------ Given entries ------

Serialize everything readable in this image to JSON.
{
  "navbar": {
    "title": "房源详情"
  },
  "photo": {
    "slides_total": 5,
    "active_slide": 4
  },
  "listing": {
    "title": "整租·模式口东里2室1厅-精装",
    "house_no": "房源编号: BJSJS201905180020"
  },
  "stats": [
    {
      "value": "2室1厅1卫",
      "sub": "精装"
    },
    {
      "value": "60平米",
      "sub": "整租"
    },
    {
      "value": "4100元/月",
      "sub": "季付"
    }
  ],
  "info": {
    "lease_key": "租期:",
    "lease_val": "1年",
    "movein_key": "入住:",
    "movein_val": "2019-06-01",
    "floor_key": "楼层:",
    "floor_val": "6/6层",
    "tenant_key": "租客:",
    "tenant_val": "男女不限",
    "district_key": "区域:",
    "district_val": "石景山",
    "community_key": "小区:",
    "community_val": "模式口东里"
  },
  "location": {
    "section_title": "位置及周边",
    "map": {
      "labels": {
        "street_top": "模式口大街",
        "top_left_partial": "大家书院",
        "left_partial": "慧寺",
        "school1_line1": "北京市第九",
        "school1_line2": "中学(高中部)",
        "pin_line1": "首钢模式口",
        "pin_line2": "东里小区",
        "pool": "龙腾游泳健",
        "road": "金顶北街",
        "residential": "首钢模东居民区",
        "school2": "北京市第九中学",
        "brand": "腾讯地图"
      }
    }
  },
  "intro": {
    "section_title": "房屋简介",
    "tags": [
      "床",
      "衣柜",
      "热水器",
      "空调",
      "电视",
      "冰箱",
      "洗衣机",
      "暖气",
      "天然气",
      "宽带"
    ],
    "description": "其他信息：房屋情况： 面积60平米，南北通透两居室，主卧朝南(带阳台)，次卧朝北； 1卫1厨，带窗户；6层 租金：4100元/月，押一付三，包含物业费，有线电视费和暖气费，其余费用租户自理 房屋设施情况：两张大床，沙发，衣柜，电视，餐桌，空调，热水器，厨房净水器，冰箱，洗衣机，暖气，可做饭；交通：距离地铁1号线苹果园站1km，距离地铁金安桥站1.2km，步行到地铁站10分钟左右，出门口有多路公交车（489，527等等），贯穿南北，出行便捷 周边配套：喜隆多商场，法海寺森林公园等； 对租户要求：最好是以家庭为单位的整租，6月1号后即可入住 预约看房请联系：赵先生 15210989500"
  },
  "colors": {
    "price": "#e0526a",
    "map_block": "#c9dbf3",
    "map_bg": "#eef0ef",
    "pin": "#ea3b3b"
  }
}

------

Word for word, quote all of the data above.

Serialize everything readable in this image to JSON.
{
  "navbar": {
    "title": "房源详情"
  },
  "photo": {
    "slides_total": 5,
    "active_slide": 4
  },
  "listing": {
    "title": "整租·模式口东里2室1厅-精装",
    "house_no": "房源编号: BJSJS201905180020"
  },
  "stats": [
    {
      "value": "2室1厅1卫",
      "sub": "精装"
    },
    {
      "value": "60平米",
      "sub": "整租"
    },
    {
      "value": "4100元/月",
      "sub": "季付"
    }
  ],
  "info": {
    "lease_key": "租期:",
    "lease_val": "1年",
    "movein_key": "入住:",
    "movein_val": "2019-06-01",
    "floor_key": "楼层:",
    "floor_val": "6/6层",
    "tenant_key": "租客:",
    "tenant_val": "男女不限",
    "district_key": "区域:",
    "district_val": "石景山",
    "community_key": "小区:",
    "community_val": "模式口东里"
  },
  "location": {
    "section_title": "位置及周边",
    "map": {
      "labels": {
        "street_top": "模式口大街",
        "top_left_partial": "大家书院",
        "left_partial": "慧寺",
        "school1_line1": "北京市第九",
        "school1_line2": "中学(高中部)",
        "pin_line1": "首钢模式口",
        "pin_line2": "东里小区",
        "pool": "龙腾游泳健",
        "road": "金顶北街",
        "residential": "首钢模东居民区",
        "school2": "北京市第九中学",
        "brand": "腾讯地图"
      }
    }
  },
  "intro": {
    "section_title": "房屋简介",
    "tags": [
      "床",
      "衣柜",
      "热水器",
      "空调",
      "电视",
      "冰箱",
      "洗衣机",
      "暖气",
      "天然气",
      "宽带"
    ],
    "description": "其他信息：房屋情况： 面积60平米，南北通透两居室，主卧朝南(带阳台)，次卧朝北； 1卫1厨，带窗户；6层 租金：4100元/月，押一付三，包含物业费，有线电视费和暖气费，其余费用租户自理 房屋设施情况：两张大床，沙发，衣柜，电视，餐桌，空调，热水器，厨房净水器，冰箱，洗衣机，暖气，可做饭；交通：距离地铁1号线苹果园站1km，距离地铁金安桥站1.2km，步行到地铁站10分钟左右，出门口有多路公交车（489，527等等），贯穿南北，出行便捷 周边配套：喜隆多商场，法海寺森林公园等； 对租户要求：最好是以家庭为单位的整租，6月1号后即可入住 预约看房请联系：赵先生 15210989500"
  },
  "colors": {
    "price": "#e0526a",
    "map_block": "#c9dbf3",
    "map_bg": "#eef0ef",
    "pin": "#ea3b3b"
  }
}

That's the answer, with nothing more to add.